====== Data for processing ======

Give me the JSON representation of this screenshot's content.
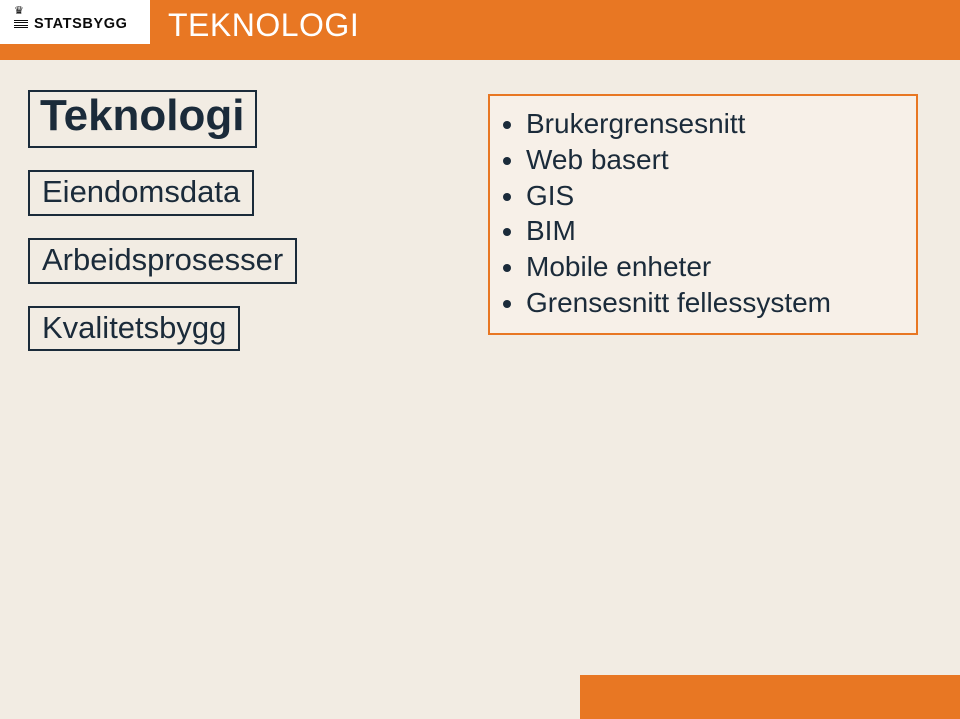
{
  "brand": {
    "name": "STATSBYGG",
    "crown_glyph": "♛"
  },
  "slide": {
    "title": "TEKNOLOGI"
  },
  "left_boxes": [
    {
      "text": "Teknologi",
      "style": "large"
    },
    {
      "text": "Eiendomsdata",
      "style": "normal"
    },
    {
      "text": "Arbeidsprosesser",
      "style": "normal"
    },
    {
      "text": "Kvalitetsbygg",
      "style": "normal"
    }
  ],
  "details": {
    "items": [
      "Brukergrensesnitt",
      "Web basert",
      "GIS",
      "BIM",
      "Mobile enheter",
      "Grensesnitt fellessystem"
    ]
  },
  "colors": {
    "background": "#F2ECE3",
    "accent": "#E87723",
    "text": "#1b2b3a",
    "panel_bg": "#F7F0E8"
  }
}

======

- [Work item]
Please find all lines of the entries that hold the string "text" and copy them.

- [Task result]
      "text": "Teknologi",
      "text": "Eiendomsdata",
      "text": "Arbeidsprosesser",
      "text": "Kvalitetsbygg",
    "text": "#1b2b3a",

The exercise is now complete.